At the prompt, enter the following to send a one-way command with a JSON payload to the device:

ow --tenant ${MY_TENANT} --device ${MY_DEVICE} -n setVolume --payload '{"level": 50}'

In the terminal for the simulated device you should see the received command as follows

command///req//setVolume {"level": 50}

Sending a Response to a Command

Now that you have sent a one-way command to the device, you may get to know request-response commands where the device sends a response to the application. A request-response command received from an application contains an identifier that is unique to each new command.
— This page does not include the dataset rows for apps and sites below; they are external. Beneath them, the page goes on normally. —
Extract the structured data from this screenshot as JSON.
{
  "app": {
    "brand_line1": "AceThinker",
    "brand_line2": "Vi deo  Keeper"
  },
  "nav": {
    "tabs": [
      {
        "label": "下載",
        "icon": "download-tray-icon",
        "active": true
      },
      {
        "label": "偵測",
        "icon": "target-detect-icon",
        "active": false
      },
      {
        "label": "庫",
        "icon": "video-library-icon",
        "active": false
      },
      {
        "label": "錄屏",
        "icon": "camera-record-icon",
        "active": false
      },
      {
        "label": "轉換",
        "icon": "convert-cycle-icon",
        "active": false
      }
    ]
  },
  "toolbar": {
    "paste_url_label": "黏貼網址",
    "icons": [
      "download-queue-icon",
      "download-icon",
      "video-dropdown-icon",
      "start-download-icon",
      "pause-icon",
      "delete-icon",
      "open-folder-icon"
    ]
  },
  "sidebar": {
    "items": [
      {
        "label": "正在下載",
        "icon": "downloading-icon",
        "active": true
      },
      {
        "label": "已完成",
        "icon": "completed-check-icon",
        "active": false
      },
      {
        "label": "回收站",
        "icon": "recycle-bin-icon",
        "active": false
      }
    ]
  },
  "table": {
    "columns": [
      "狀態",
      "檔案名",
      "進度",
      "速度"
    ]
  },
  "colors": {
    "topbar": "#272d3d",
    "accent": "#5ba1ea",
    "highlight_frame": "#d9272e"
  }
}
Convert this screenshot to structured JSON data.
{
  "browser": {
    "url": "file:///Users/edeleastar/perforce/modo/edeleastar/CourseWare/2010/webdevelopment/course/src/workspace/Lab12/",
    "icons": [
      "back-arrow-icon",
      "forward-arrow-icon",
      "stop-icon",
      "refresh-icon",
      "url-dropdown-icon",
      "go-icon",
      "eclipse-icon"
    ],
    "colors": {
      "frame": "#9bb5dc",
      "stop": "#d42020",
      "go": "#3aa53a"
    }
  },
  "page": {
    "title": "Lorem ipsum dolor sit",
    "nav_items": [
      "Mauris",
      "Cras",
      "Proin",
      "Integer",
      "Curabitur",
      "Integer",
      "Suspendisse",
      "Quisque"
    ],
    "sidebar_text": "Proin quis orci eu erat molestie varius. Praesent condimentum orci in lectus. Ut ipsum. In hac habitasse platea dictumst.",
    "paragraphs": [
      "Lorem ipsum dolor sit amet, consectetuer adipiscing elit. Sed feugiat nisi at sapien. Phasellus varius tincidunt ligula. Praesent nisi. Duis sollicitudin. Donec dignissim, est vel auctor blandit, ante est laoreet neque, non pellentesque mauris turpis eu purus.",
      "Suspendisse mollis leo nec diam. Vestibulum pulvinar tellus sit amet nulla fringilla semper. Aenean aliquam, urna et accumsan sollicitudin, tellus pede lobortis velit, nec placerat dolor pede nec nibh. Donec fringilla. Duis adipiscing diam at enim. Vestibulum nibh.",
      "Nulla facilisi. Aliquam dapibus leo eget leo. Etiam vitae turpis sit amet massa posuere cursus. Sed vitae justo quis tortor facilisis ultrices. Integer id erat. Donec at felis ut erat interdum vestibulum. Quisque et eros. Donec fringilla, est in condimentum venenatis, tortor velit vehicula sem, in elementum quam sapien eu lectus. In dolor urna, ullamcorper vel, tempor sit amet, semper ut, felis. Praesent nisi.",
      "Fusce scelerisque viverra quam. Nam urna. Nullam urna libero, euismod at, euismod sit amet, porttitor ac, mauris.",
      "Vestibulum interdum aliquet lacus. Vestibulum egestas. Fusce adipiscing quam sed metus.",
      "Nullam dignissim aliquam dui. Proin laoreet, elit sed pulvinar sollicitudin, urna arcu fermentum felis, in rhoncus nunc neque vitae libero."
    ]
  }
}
The device must include this identifier in its response so that the application can correctly correlate the response with the request.

If you send a request-response command like this

req --tenant ${MY_TENANT} --device ${MY_DEVICE} -n setBrightness --payload '{"level": 87}'

the application will wait up to 60 seconds for the device’s response.

In the terminal for the simulated device you should see the received command that looks like this

command///req/10117f669c12-09ef-416d-88c1-1787f894856d/setBrightness {"level": 87}

The topic segment between req and setBrightness is the request identifier that must be included in the response.

You can cancel the command mosquitto_sub in the terminal of the device (press the key combination Ctrl + C) to reuse the configuration with the environment variables for sending the response. The following example shows how a response can be sent via MQTT. Note that the actual identifier from the received command must be used.

export REQ_ID=10117f669c12-09ef-416d-88c1-1787f894856d
mosquitto_pub -h ${MQTT_ADAPTER_IP} -u ${MY_DEVICE}@${MY_TENANT} -P ${MY_PWD} -t command///res/${REQ_ID}/200 -m '{"current-level": 87}'

The 200 at the end of the topic is an HTTP status code that reports the result of processing the command to the application.

If the Command Line Client has successfully received the response in time, it will print a line to the console’s standard output:

res 4412abe2-f219-4099-ae14-b446604ae9c6 200 application/octet-stream {"current-level": 87}

The command line client will print an error message to System.err if the device does not respond to the command in time. By default, the client will wait for 60 seconds for the response, a longer timeout can be set using the -r option:

req --tenant ${MY_TENANT} --device ${MY_DEVICE} -n setBrightness --payload '{"level": 87}' -r 120
Congratulations

You have successfully sent commands to a device and responded to them. For more information on Command & Control refer to Commands using HTTP and Commands using MQTT. The Command and Control Concepts page contains sequence diagrams that explain this in more detail.